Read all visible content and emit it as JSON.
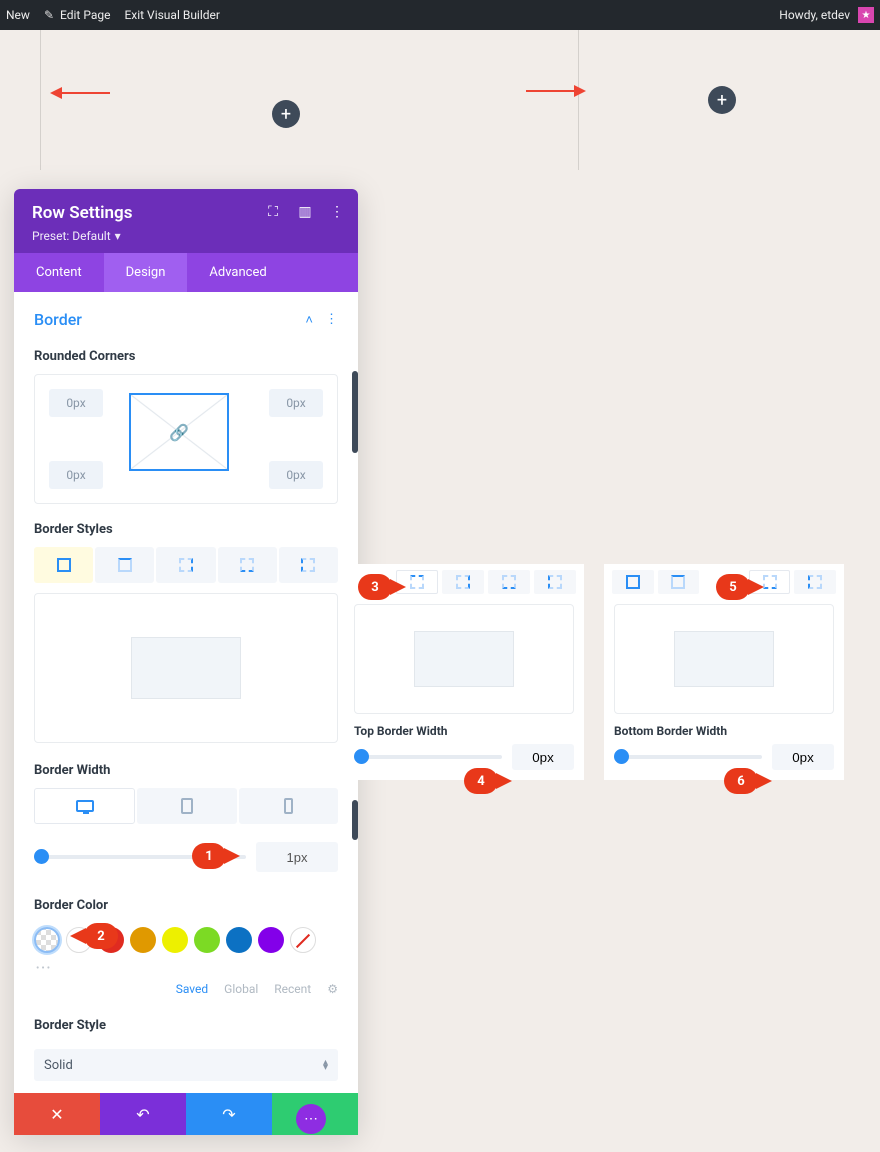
{
  "adminbar": {
    "new": "New",
    "edit_page": "Edit Page",
    "exit_vb": "Exit Visual Builder",
    "howdy": "Howdy, etdev"
  },
  "panel": {
    "title": "Row Settings",
    "preset_label": "Preset: Default",
    "tabs": {
      "content": "Content",
      "design": "Design",
      "advanced": "Advanced"
    },
    "section_border": "Border",
    "rounded_corners_label": "Rounded Corners",
    "rc_value": "0px",
    "border_styles_label": "Border Styles",
    "border_width_label": "Border Width",
    "border_width_value": "1px",
    "border_color_label": "Border Color",
    "palette": {
      "saved": "Saved",
      "global": "Global",
      "recent": "Recent"
    },
    "border_style_label": "Border Style",
    "border_style_value": "Solid"
  },
  "callouts": {
    "top_width_label": "Top Border Width",
    "top_width_value": "0px",
    "bottom_width_label": "Bottom Border Width",
    "bottom_width_value": "0px"
  },
  "pins": {
    "p1": "1",
    "p2": "2",
    "p3": "3",
    "p4": "4",
    "p5": "5",
    "p6": "6"
  }
}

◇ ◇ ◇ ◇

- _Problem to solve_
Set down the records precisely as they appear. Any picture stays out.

- _Output for this task_
Read all visible content and emit it as JSON.
{
  "adminbar": {
    "new": "New",
    "edit_page": "Edit Page",
    "exit_vb": "Exit Visual Builder",
    "howdy": "Howdy, etdev"
  },
  "panel": {
    "title": "Row Settings",
    "preset_label": "Preset: Default",
    "tabs": {
      "content": "Content",
      "design": "Design",
      "advanced": "Advanced"
    },
    "section_border": "Border",
    "rounded_corners_label": "Rounded Corners",
    "rc_value": "0px",
    "border_styles_label": "Border Styles",
    "border_width_label": "Border Width",
    "border_width_value": "1px",
    "border_color_label": "Border Color",
    "palette": {
      "saved": "Saved",
      "global": "Global",
      "recent": "Recent"
    },
    "border_style_label": "Border Style",
    "border_style_value": "Solid"
  },
  "callouts": {
    "top_width_label": "Top Border Width",
    "top_width_value": "0px",
    "bottom_width_label": "Bottom Border Width",
    "bottom_width_value": "0px"
  },
  "pins": {
    "p1": "1",
    "p2": "2",
    "p3": "3",
    "p4": "4",
    "p5": "5",
    "p6": "6"
  }
}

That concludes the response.